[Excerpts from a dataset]
········

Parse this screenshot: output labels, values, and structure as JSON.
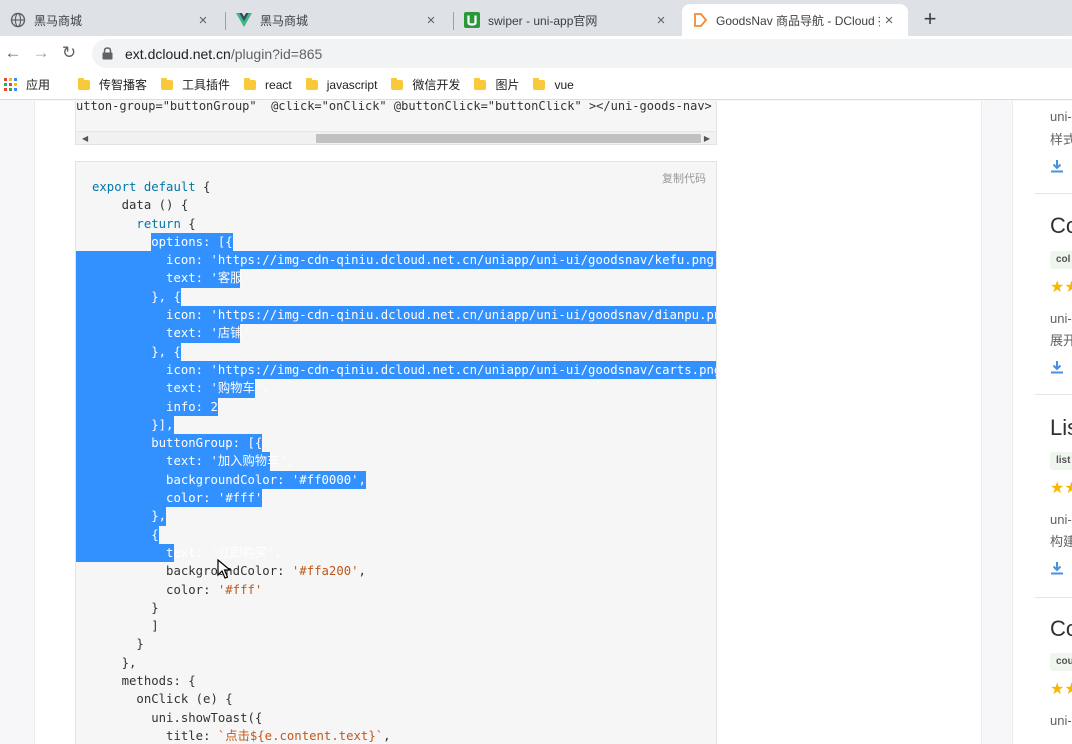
{
  "tabs": [
    {
      "title": "黑马商城",
      "icon": "globe-icon",
      "close": "×"
    },
    {
      "title": "黑马商城",
      "icon": "vue-logo-icon",
      "close": "×"
    },
    {
      "title": "swiper - uni-app官网",
      "icon": "uni-app-logo-icon",
      "close": "×"
    },
    {
      "title": "GoodsNav 商品导航 - DCloud 插",
      "icon": "dcloud-logo-icon",
      "close": "×"
    }
  ],
  "new_tab": "+",
  "toolbar": {
    "back": "←",
    "forward": "→",
    "reload": "↻",
    "url_host": "ext.dcloud.net.cn",
    "url_path": "/plugin?id=865"
  },
  "bookmarks": {
    "apps": "应用",
    "items": [
      "传智播客",
      "工具插件",
      "react",
      "javascript",
      "微信开发",
      "图片",
      "vue"
    ]
  },
  "top_code_line": "utton-group=\"buttonGroup\"  @click=\"onClick\" @buttonClick=\"buttonClick\" ></uni-goods-nav>",
  "scroll": {
    "left": "◀",
    "right": "▶"
  },
  "copy_label": "复制代码",
  "code_lines": [
    {
      "indent": "",
      "text": "export default {"
    },
    {
      "indent": "    ",
      "text": "data () {"
    },
    {
      "indent": "      ",
      "text": "return {"
    },
    {
      "indent": "        ",
      "text": "options: [{"
    },
    {
      "indent": "          ",
      "text": "icon: 'https://img-cdn-qiniu.dcloud.net.cn/uniapp/uni-ui/goodsnav/kefu.png',"
    },
    {
      "indent": "          ",
      "text": "text: '客服'"
    },
    {
      "indent": "        ",
      "text": "}, {"
    },
    {
      "indent": "          ",
      "text": "icon: 'https://img-cdn-qiniu.dcloud.net.cn/uniapp/uni-ui/goodsnav/dianpu.png',"
    },
    {
      "indent": "          ",
      "text": "text: '店铺'"
    },
    {
      "indent": "        ",
      "text": "}, {"
    },
    {
      "indent": "          ",
      "text": "icon: 'https://img-cdn-qiniu.dcloud.net.cn/uniapp/uni-ui/goodsnav/carts.png',"
    },
    {
      "indent": "          ",
      "text": "text: '购物车',"
    },
    {
      "indent": "          ",
      "text": "info: 2"
    },
    {
      "indent": "        ",
      "text": "}],"
    },
    {
      "indent": "        ",
      "text": "buttonGroup: [{"
    },
    {
      "indent": "          ",
      "text": "text: '加入购物车',"
    },
    {
      "indent": "          ",
      "text": "backgroundColor: '#ff0000',"
    },
    {
      "indent": "          ",
      "text": "color: '#fff'"
    },
    {
      "indent": "        ",
      "text": "},"
    },
    {
      "indent": "        ",
      "text": "{"
    },
    {
      "indent": "          ",
      "text": "text: '立即购买',"
    },
    {
      "indent": "          ",
      "text": "backgroundColor: '#ffa200',"
    },
    {
      "indent": "          ",
      "text": "color: '#fff'"
    },
    {
      "indent": "        ",
      "text": "}"
    },
    {
      "indent": "        ",
      "text": "]"
    },
    {
      "indent": "      ",
      "text": "}"
    },
    {
      "indent": "    ",
      "text": "},"
    },
    {
      "indent": "    ",
      "text": "methods: {"
    },
    {
      "indent": "      ",
      "text": "onClick (e) {"
    },
    {
      "indent": "        ",
      "text": "uni.showToast({"
    },
    {
      "indent": "          ",
      "text": "title: `点击${e.content.text}`,"
    }
  ],
  "selection": {
    "first_line": 3,
    "last_line": 20,
    "color": "#3390ff"
  },
  "sidebar": {
    "cards": [
      {
        "desc1": "uni-",
        "desc2": "样式"
      },
      {
        "title": "Co",
        "tag": "col",
        "stars": "★★",
        "desc1": "uni-",
        "desc2": "展开"
      },
      {
        "title": "Lis",
        "tag": "list",
        "stars": "★★",
        "desc1": "uni-",
        "desc2": "构建"
      },
      {
        "title": "Co",
        "tag": "cou",
        "stars": "★★",
        "desc1": "uni-"
      }
    ]
  },
  "colors": {
    "accent": "#3390ff",
    "link": "#4a90e2",
    "star": "#f5b800"
  }
}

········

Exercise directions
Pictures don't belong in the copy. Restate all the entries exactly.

Answer section
Parse this screenshot: output labels, values, and structure as JSON.
{
  "tabs": [
    {
      "title": "黑马商城",
      "icon": "globe-icon",
      "close": "×"
    },
    {
      "title": "黑马商城",
      "icon": "vue-logo-icon",
      "close": "×"
    },
    {
      "title": "swiper - uni-app官网",
      "icon": "uni-app-logo-icon",
      "close": "×"
    },
    {
      "title": "GoodsNav 商品导航 - DCloud 插",
      "icon": "dcloud-logo-icon",
      "close": "×"
    }
  ],
  "new_tab": "+",
  "toolbar": {
    "back": "←",
    "forward": "→",
    "reload": "↻",
    "url_host": "ext.dcloud.net.cn",
    "url_path": "/plugin?id=865"
  },
  "bookmarks": {
    "apps": "应用",
    "items": [
      "传智播客",
      "工具插件",
      "react",
      "javascript",
      "微信开发",
      "图片",
      "vue"
    ]
  },
  "top_code_line": "utton-group=\"buttonGroup\"  @click=\"onClick\" @buttonClick=\"buttonClick\" ></uni-goods-nav>",
  "scroll": {
    "left": "◀",
    "right": "▶"
  },
  "copy_label": "复制代码",
  "code_lines": [
    {
      "indent": "",
      "text": "export default {"
    },
    {
      "indent": "    ",
      "text": "data () {"
    },
    {
      "indent": "      ",
      "text": "return {"
    },
    {
      "indent": "        ",
      "text": "options: [{"
    },
    {
      "indent": "          ",
      "text": "icon: 'https://img-cdn-qiniu.dcloud.net.cn/uniapp/uni-ui/goodsnav/kefu.png',"
    },
    {
      "indent": "          ",
      "text": "text: '客服'"
    },
    {
      "indent": "        ",
      "text": "}, {"
    },
    {
      "indent": "          ",
      "text": "icon: 'https://img-cdn-qiniu.dcloud.net.cn/uniapp/uni-ui/goodsnav/dianpu.png',"
    },
    {
      "indent": "          ",
      "text": "text: '店铺'"
    },
    {
      "indent": "        ",
      "text": "}, {"
    },
    {
      "indent": "          ",
      "text": "icon: 'https://img-cdn-qiniu.dcloud.net.cn/uniapp/uni-ui/goodsnav/carts.png',"
    },
    {
      "indent": "          ",
      "text": "text: '购物车',"
    },
    {
      "indent": "          ",
      "text": "info: 2"
    },
    {
      "indent": "        ",
      "text": "}],"
    },
    {
      "indent": "        ",
      "text": "buttonGroup: [{"
    },
    {
      "indent": "          ",
      "text": "text: '加入购物车',"
    },
    {
      "indent": "          ",
      "text": "backgroundColor: '#ff0000',"
    },
    {
      "indent": "          ",
      "text": "color: '#fff'"
    },
    {
      "indent": "        ",
      "text": "},"
    },
    {
      "indent": "        ",
      "text": "{"
    },
    {
      "indent": "          ",
      "text": "text: '立即购买',"
    },
    {
      "indent": "          ",
      "text": "backgroundColor: '#ffa200',"
    },
    {
      "indent": "          ",
      "text": "color: '#fff'"
    },
    {
      "indent": "        ",
      "text": "}"
    },
    {
      "indent": "        ",
      "text": "]"
    },
    {
      "indent": "      ",
      "text": "}"
    },
    {
      "indent": "    ",
      "text": "},"
    },
    {
      "indent": "    ",
      "text": "methods: {"
    },
    {
      "indent": "      ",
      "text": "onClick (e) {"
    },
    {
      "indent": "        ",
      "text": "uni.showToast({"
    },
    {
      "indent": "          ",
      "text": "title: `点击${e.content.text}`,"
    }
  ],
  "selection": {
    "first_line": 3,
    "last_line": 20,
    "color": "#3390ff"
  },
  "sidebar": {
    "cards": [
      {
        "desc1": "uni-",
        "desc2": "样式"
      },
      {
        "title": "Co",
        "tag": "col",
        "stars": "★★",
        "desc1": "uni-",
        "desc2": "展开"
      },
      {
        "title": "Lis",
        "tag": "list",
        "stars": "★★",
        "desc1": "uni-",
        "desc2": "构建"
      },
      {
        "title": "Co",
        "tag": "cou",
        "stars": "★★",
        "desc1": "uni-"
      }
    ]
  },
  "colors": {
    "accent": "#3390ff",
    "link": "#4a90e2",
    "star": "#f5b800"
  }
}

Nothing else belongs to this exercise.